> _What is needed_: Search term "this": copy each line of the data containing it.
################
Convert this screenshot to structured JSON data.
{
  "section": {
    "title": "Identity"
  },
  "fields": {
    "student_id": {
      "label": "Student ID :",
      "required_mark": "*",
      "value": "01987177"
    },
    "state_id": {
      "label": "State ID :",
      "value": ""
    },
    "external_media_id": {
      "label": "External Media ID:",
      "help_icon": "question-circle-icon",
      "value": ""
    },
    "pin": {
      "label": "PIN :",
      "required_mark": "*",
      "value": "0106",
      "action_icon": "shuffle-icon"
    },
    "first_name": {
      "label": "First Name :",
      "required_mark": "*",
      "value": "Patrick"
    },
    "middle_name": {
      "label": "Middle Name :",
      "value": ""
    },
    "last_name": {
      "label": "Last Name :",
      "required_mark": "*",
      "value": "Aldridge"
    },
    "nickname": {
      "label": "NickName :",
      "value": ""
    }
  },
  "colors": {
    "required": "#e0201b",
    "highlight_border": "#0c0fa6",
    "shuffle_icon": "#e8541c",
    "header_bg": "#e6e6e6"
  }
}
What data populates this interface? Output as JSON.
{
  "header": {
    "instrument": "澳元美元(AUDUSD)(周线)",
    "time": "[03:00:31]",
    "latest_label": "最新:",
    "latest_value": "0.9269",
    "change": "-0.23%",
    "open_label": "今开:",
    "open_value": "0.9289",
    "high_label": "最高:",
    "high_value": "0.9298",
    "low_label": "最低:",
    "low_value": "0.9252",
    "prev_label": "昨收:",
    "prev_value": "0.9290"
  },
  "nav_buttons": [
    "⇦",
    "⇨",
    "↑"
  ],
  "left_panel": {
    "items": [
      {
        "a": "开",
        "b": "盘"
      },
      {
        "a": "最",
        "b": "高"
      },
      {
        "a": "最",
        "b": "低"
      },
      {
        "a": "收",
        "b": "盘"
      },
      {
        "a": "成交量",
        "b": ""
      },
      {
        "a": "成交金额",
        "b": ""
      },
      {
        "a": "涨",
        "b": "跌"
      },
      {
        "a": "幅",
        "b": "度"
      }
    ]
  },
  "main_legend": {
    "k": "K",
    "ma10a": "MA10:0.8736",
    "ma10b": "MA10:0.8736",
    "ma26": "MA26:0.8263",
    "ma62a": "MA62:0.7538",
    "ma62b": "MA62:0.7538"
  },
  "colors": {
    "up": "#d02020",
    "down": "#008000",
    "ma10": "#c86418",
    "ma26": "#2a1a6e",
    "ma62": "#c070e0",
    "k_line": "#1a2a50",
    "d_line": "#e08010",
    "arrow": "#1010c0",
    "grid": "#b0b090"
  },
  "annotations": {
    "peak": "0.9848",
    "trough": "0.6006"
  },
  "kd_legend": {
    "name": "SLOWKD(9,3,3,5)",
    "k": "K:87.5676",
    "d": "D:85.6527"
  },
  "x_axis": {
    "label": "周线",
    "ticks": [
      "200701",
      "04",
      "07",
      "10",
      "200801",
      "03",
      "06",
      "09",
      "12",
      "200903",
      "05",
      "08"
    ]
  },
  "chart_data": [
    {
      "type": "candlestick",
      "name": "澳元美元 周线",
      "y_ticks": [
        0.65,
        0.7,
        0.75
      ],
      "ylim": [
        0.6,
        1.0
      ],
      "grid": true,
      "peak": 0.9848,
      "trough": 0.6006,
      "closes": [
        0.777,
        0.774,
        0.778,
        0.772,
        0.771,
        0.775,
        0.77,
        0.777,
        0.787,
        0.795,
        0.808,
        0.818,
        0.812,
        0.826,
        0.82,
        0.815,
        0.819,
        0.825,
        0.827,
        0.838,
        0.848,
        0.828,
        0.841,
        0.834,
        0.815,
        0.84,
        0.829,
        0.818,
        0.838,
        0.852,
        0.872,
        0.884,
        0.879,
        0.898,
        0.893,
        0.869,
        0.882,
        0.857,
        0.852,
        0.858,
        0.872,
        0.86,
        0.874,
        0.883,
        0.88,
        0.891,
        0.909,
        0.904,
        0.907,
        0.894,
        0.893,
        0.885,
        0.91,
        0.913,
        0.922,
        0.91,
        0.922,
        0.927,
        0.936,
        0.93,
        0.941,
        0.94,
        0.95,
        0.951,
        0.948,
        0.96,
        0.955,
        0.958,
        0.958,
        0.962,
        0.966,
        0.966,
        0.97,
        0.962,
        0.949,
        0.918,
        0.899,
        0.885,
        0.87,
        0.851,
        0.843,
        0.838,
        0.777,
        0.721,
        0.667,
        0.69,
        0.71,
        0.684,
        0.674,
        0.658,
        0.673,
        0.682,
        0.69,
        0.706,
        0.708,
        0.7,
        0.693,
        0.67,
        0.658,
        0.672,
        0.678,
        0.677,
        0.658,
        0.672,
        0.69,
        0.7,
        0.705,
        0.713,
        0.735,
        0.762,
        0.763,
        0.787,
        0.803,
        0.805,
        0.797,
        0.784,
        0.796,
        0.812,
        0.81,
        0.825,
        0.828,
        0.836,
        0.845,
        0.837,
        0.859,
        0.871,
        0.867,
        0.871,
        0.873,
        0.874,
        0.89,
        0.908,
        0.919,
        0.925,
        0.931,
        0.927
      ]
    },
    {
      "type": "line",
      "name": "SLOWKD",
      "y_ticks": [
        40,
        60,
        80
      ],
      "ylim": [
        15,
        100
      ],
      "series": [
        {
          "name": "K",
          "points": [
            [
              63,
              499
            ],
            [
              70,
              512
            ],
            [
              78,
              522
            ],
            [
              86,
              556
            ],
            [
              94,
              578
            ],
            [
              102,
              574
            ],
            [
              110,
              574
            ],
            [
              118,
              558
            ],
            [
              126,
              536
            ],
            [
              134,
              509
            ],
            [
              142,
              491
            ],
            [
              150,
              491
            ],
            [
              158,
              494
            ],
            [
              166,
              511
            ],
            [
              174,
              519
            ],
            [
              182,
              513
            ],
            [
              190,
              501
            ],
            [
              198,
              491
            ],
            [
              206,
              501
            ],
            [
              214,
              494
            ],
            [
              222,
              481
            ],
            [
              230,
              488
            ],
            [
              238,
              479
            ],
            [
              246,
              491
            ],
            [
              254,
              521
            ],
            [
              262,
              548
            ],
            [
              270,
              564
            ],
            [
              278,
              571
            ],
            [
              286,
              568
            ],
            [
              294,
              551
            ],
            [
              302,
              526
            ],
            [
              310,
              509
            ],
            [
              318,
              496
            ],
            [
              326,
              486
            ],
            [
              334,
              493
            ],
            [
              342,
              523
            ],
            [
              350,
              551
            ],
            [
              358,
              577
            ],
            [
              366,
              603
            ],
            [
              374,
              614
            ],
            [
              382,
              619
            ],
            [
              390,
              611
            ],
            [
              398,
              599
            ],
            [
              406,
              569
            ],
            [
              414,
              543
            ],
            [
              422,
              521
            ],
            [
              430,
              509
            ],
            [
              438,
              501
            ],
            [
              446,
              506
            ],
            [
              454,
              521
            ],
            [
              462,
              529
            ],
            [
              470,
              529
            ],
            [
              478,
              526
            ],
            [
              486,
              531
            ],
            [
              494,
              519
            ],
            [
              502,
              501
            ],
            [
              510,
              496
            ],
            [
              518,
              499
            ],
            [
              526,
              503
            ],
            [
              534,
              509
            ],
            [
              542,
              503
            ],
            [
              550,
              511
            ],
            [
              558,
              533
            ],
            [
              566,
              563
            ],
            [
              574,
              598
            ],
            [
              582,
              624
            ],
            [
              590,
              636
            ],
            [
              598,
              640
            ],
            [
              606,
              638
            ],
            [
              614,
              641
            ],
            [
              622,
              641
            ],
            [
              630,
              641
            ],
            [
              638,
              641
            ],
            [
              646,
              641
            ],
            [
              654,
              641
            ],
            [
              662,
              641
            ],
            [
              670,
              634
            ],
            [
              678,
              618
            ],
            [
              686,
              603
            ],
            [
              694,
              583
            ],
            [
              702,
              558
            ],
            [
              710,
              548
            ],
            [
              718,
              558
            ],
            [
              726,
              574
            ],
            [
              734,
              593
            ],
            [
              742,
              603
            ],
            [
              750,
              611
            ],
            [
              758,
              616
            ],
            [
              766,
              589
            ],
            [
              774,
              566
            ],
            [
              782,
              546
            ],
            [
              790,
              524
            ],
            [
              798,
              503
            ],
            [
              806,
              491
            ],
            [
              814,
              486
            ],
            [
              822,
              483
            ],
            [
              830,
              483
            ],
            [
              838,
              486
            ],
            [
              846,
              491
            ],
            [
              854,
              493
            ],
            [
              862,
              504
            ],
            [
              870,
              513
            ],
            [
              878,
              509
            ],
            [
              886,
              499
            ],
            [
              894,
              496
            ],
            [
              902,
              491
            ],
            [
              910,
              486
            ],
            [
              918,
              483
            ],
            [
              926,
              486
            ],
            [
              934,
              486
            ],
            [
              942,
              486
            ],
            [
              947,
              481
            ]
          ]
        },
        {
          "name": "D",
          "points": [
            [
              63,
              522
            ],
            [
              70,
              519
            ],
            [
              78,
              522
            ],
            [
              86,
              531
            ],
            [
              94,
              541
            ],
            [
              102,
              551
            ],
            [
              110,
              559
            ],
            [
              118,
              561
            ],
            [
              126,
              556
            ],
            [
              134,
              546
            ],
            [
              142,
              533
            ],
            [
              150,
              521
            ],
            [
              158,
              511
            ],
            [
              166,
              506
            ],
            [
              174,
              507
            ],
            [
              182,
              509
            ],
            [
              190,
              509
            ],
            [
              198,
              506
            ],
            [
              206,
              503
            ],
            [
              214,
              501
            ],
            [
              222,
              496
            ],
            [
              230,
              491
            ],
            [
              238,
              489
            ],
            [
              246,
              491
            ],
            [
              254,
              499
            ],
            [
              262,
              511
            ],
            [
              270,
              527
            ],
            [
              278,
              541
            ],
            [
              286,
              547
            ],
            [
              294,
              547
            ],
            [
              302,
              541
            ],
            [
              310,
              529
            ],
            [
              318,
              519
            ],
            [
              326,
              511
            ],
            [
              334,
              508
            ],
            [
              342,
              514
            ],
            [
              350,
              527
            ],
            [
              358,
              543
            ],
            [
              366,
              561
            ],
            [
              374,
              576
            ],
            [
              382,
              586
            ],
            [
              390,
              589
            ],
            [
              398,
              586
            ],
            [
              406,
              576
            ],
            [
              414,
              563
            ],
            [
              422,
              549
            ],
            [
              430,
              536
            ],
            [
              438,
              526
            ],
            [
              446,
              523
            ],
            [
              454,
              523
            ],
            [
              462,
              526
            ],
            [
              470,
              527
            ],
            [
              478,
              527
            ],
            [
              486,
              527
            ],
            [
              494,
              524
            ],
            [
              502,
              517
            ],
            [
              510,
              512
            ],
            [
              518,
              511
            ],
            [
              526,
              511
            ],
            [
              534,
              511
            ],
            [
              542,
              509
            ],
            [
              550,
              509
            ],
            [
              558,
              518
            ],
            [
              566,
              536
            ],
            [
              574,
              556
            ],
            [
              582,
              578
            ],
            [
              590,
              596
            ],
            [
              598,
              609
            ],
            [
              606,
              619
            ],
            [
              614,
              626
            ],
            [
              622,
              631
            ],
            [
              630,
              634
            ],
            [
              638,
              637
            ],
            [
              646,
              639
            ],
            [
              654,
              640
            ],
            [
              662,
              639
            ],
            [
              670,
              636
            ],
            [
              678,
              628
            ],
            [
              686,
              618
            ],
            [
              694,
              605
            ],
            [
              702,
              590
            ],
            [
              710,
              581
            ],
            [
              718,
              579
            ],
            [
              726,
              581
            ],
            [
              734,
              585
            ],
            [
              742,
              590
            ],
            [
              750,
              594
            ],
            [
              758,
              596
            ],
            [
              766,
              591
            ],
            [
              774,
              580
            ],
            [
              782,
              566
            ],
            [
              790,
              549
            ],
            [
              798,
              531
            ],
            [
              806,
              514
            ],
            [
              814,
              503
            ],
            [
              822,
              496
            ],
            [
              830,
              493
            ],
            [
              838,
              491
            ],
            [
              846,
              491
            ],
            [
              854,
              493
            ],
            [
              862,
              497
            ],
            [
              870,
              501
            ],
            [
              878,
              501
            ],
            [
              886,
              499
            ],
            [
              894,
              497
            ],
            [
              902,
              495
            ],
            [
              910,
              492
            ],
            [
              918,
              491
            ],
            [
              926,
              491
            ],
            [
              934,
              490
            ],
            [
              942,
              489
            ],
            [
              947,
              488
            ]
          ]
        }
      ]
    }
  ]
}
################
> _Output_:
Convert this screenshot to structured JSON data.
What data populates this interface? Output as JSON.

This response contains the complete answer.